Every­one ages 5 and old­er have now been approved for a COVID-19 boost­er shot. Espe­cial­ly chil­dren and indi­vid­u­als that have under­ly­ing med­ical con­di­tions (ie dia­betes, asth­ma, oth­er health risk fac­tors), are immuno­com­pro­mised or live with an immuno­com­pro­mised indi­vid­ual or fam­i­ly mem­ber not eli­gi­ble for vac­ci­na­tion (<5 yrs of age).

When should they get a booster?

Boost­ers can be giv­en 5 months after the com­ple­tion of their pri­ma­ry series (after the 2nd dose, or the 3rd dose pri­ma­ry series if immunocompromised).

What if they have already had a covid infec­tion, should they still get a booster?

Get­ting a boost­er after you have had a COVID-19 infec­tion can still add pro­tec­tion to your immune sys­tem, help pre­vent anoth­er COVID-19 infec­tion, and pre­vent seri­ous com­pli­ca­tions or hos­pi­tal­iza­tion from the disease.

Will this be the last boost­er they need?

It is very like­ly that new boost­ers will be need­ed in the future, we just don’t know when yet.

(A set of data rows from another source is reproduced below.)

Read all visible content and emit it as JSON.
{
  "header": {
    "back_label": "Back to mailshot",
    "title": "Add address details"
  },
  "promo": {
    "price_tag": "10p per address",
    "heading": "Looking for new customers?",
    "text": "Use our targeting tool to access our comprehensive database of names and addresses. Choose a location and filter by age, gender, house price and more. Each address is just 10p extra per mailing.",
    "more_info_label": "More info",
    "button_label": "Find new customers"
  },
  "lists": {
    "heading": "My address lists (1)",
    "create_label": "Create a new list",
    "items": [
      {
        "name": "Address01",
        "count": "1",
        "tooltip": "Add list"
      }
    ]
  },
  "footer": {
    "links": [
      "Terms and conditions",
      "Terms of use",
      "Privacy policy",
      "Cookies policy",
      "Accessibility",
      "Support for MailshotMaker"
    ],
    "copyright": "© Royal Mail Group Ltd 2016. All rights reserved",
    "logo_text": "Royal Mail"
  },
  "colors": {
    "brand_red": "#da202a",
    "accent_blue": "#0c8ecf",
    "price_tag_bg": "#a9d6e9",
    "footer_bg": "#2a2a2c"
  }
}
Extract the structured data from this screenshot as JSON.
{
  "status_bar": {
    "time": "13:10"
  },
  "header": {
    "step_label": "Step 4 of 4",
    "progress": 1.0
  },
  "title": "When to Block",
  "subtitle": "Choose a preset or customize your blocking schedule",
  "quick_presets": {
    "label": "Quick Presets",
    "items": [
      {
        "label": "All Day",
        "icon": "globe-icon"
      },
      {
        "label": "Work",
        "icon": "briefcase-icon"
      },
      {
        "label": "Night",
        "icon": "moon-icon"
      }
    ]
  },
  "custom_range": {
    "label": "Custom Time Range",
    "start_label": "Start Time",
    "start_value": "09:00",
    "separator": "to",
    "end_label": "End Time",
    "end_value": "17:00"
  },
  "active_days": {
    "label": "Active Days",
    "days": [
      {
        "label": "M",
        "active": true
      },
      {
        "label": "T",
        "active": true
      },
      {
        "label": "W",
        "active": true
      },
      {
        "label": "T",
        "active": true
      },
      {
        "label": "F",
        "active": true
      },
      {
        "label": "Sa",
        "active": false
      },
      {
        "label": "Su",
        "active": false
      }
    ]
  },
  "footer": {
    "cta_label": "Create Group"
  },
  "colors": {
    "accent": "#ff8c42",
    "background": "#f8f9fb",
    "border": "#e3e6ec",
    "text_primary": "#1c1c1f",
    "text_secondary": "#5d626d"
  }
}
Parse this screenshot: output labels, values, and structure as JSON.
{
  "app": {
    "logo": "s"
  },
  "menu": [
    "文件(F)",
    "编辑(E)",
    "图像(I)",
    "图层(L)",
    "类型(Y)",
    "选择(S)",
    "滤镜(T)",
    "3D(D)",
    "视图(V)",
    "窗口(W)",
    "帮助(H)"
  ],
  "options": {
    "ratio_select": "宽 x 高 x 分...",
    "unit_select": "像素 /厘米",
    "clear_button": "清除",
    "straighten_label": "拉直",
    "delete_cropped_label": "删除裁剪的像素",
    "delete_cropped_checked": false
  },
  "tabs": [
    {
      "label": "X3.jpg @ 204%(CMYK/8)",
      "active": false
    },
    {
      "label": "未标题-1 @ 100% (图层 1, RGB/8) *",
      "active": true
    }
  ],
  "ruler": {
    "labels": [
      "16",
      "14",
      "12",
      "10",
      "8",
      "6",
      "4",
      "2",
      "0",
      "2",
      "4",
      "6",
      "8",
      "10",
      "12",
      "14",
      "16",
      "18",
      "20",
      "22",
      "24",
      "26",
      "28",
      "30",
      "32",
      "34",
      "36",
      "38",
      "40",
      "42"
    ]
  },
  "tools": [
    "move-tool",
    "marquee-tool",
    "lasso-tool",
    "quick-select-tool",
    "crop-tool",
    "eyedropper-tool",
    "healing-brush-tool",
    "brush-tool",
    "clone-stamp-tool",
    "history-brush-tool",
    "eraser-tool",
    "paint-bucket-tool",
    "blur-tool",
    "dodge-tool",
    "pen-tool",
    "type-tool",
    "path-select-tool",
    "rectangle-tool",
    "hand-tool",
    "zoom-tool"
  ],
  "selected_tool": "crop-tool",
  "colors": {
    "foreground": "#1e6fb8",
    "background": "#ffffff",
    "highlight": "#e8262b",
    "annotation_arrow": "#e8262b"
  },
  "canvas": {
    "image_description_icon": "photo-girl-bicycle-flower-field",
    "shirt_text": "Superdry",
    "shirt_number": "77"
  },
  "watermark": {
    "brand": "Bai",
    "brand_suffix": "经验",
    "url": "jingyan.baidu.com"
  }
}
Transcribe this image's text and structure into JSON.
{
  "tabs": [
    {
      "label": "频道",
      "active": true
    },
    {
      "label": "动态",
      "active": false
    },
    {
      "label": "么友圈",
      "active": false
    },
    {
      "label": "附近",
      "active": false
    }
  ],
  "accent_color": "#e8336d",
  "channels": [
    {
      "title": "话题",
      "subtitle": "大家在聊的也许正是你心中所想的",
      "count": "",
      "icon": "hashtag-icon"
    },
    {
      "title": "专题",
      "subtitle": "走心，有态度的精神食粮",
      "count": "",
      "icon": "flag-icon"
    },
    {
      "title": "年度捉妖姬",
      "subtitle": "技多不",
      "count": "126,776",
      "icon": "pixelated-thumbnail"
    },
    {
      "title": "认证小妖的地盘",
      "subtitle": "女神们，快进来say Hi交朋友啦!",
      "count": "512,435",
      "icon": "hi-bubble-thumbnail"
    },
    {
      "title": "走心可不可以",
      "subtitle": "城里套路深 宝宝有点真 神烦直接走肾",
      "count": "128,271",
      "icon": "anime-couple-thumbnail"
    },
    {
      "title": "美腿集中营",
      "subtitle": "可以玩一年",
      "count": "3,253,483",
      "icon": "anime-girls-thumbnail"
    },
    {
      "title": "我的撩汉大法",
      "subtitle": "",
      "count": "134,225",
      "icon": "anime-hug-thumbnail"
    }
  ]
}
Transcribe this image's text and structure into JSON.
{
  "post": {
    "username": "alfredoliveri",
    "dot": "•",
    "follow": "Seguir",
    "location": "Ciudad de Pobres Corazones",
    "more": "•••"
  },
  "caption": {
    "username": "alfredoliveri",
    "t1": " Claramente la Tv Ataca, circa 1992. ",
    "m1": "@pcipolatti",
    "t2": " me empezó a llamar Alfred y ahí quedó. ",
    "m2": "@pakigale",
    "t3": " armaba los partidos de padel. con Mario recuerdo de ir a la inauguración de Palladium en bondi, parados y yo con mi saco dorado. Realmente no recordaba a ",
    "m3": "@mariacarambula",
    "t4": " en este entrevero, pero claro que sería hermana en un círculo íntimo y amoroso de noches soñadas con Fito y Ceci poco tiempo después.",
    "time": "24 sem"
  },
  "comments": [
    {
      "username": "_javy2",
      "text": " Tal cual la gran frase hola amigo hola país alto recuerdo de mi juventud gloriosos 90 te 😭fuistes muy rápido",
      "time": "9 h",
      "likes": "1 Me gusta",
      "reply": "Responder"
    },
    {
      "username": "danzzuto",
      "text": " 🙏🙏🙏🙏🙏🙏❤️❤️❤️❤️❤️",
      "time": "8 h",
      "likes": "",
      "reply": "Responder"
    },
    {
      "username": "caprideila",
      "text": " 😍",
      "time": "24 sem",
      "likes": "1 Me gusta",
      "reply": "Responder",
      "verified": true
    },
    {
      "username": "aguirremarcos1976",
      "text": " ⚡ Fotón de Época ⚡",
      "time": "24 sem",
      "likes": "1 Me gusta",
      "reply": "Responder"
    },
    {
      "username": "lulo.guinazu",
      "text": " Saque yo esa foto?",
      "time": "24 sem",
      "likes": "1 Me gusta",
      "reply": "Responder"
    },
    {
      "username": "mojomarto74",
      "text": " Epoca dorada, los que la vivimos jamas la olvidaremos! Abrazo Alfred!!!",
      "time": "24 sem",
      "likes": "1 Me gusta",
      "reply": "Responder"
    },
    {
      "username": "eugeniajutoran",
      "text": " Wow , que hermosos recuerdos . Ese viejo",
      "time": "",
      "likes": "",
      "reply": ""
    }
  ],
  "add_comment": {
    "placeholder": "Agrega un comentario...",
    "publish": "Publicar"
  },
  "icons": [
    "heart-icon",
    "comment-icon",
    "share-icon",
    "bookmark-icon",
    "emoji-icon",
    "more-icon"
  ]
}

Vac­cine and med­ical experts are col­lect­ing data to deter­mine lev­els of immu­ni­ty from cur­rent dos­es and infec­tions, whether new muta­tions will deter­mine a need for a new for­mu­la­tion of vac­cine, and if immu­ni­ty dif­fers across dif­fer­ent age groups.

School is end­ing soon; can I wait to get their boost­er till fall?

Chil­dren that have com­plet­ed their full vac­ci­na­tion series, are oth­er­wise healthy, will have low-risk expo­sures this sum­mer, and have addi­tion­al immu­ni­ty from a recent infec­tion, may elect to hold off on boost­ing until their immu­ni­ty like­ly begins to decline in anoth­er 2 – 3 months.

How can I learn more about whether a boost­er is right for my child?

With school phys­i­cal sea­son upon us, your child’s annu­al phys­i­cal is always a good time to ask ques­tions and get guid­ance about pre­ven­tive health care deci­sions such as vac­ci­na­tion with your child’s pedi­a­tri­cian. Trust­ed sources such as the Amer­i­can Acad­e­my of Pedi­atrics (www​.healthy​chil​dren​.org) and the Cen­ters for Dis­ease Con­trol and Pre­ven­tion (www​.cdc​.gov) are also reli­able sources of infor­ma­tion and have answers to fre­quent­ly asked questions.